One of the topics at last Saturday’s Missouri SCBWI workshop was the book proposal. I have to admit that although I know what goes into a proposal, I’ve never written one. The purpose of a proposal is to get a contract, and quite possibly an advance, without having to write the entire book first. The proposal gives the editor a feel for your writing, your take on the subject and the market for this particular topic. The parts of a proposal are:
- Your Title
- A Book Description: What is it about and why will kids love it? Include estimated length of the finished book.
- Audience: Age, gender, interests.
- Outline: Chapters, chapter sections and sidebars as well as special features of any kind.

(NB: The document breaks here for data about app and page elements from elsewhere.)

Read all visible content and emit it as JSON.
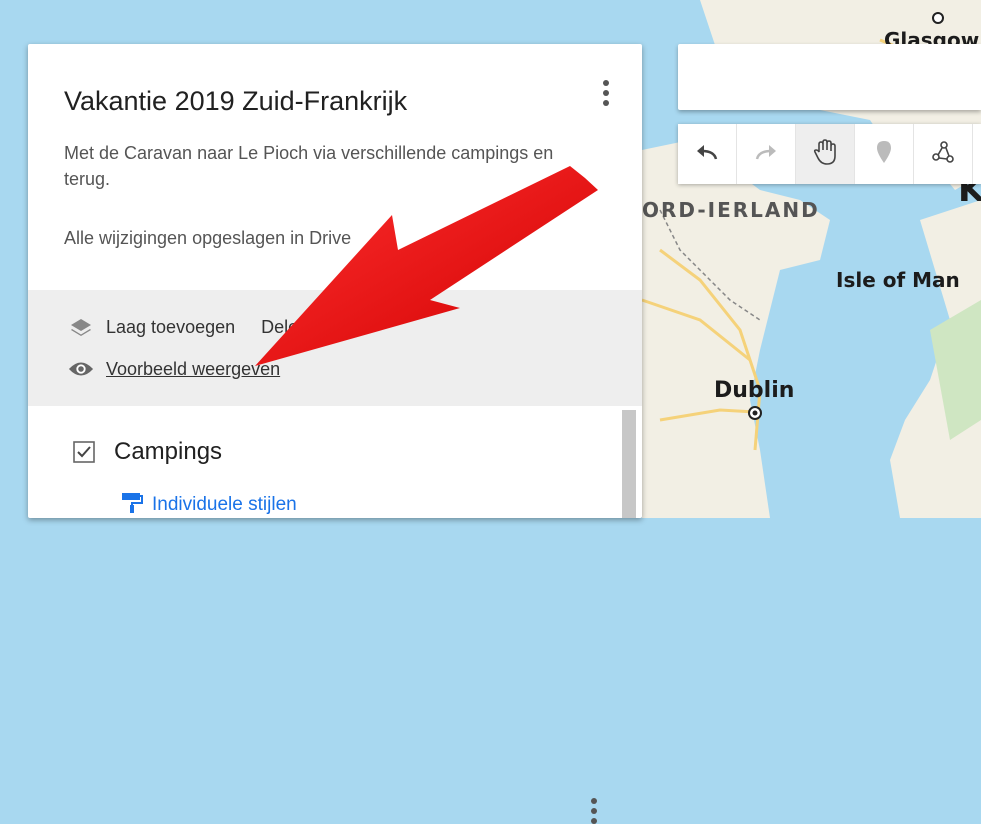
{
  "map": {
    "labels": {
      "glasgow": "Glasgow",
      "northern_ireland": "ORD-IERLAND",
      "isle_of_man": "Isle of Man",
      "dublin": "Dublin",
      "k": "K"
    },
    "colors": {
      "sea": "#a8d8f0",
      "land": "#f2efe4",
      "green": "#cfe6c2"
    }
  },
  "panel": {
    "title": "Vakantie 2019 Zuid-Frankrijk",
    "description": "Met de Caravan naar Le Pioch via verschillende campings en terug.",
    "save_status": "Alle wijzigingen opgeslagen in Drive",
    "actions": {
      "add_layer": "Laag toevoegen",
      "share": "Delen",
      "preview": "Voorbeeld weergeven"
    },
    "layer": {
      "name": "Campings",
      "checked": true,
      "style_link": "Individuele stijlen"
    }
  },
  "toolbar": {
    "buttons": [
      "undo-icon",
      "redo-icon",
      "hand-icon",
      "marker-icon",
      "draw-line-icon"
    ],
    "active": "hand-icon"
  },
  "search": {
    "placeholder": ""
  },
  "annotation": {
    "arrow_color": "#e00000"
  }
}
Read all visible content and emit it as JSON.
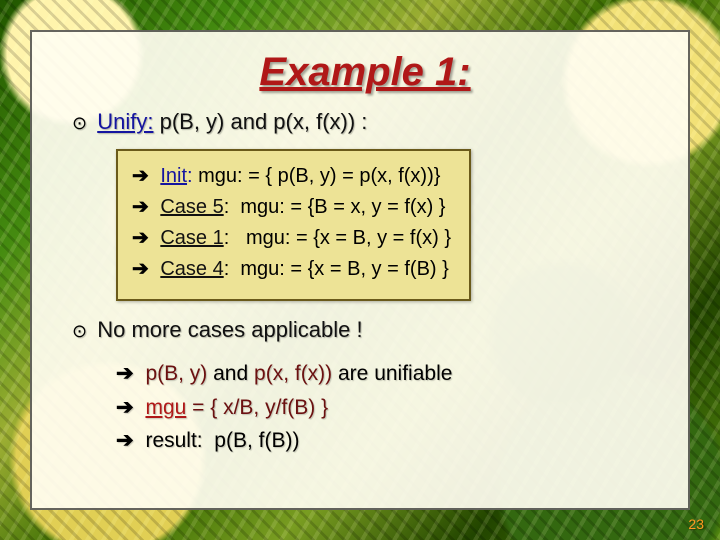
{
  "title": "Example 1:",
  "line1": {
    "label": "Unify:",
    "expr": "p(B, y) and p(x, f(x)) :"
  },
  "box": {
    "init": {
      "label": "Init",
      "rhs": "mgu: = { p(B, y) = p(x, f(x))}"
    },
    "rows": [
      {
        "label": "Case 5",
        "rhs": "mgu: = {B = x, y = f(x) }"
      },
      {
        "label": "Case 1",
        "rhs": "mgu: = {x = B, y = f(x) }"
      },
      {
        "label": "Case 4",
        "rhs": "mgu: = {x = B, y = f(B) }"
      }
    ]
  },
  "line2": "No more cases applicable !",
  "concl": {
    "r1_a": "p(B, y)",
    "r1_mid": " and ",
    "r1_b": "p(x, f(x))",
    "r1_tail": " are unifiable",
    "r2_label": "mgu",
    "r2_rhs": " = { x/B, y/f(B) }",
    "r3": "result:  p(B, f(B))"
  },
  "pagenum": "23"
}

- Competition: What is already on the market? How is your book unique and why will people buy it instead of the other guy’s book?
- Estimated time to finish writing the book.
- Promotion. What are you willing to do to promote the published book.
- Writing Sample. A chapter or two of the book.
In addition to getting a contract before you finish the book, a proposal also allows the publisher to request changes. Whether they want you to make it longer or shorter or change the reading level, changes are often easier to make before the book is done.
I think this might be the way to go with the NASA book. It will let us get it on the market in a matter of weeks vs months and whichever publisher snatches it up will have the chance to make their mark on it before we take it to the point that it is submission ready. That is sounding better and better all the time.
Now, if you’ll excuse me, I have a second chapter to draft.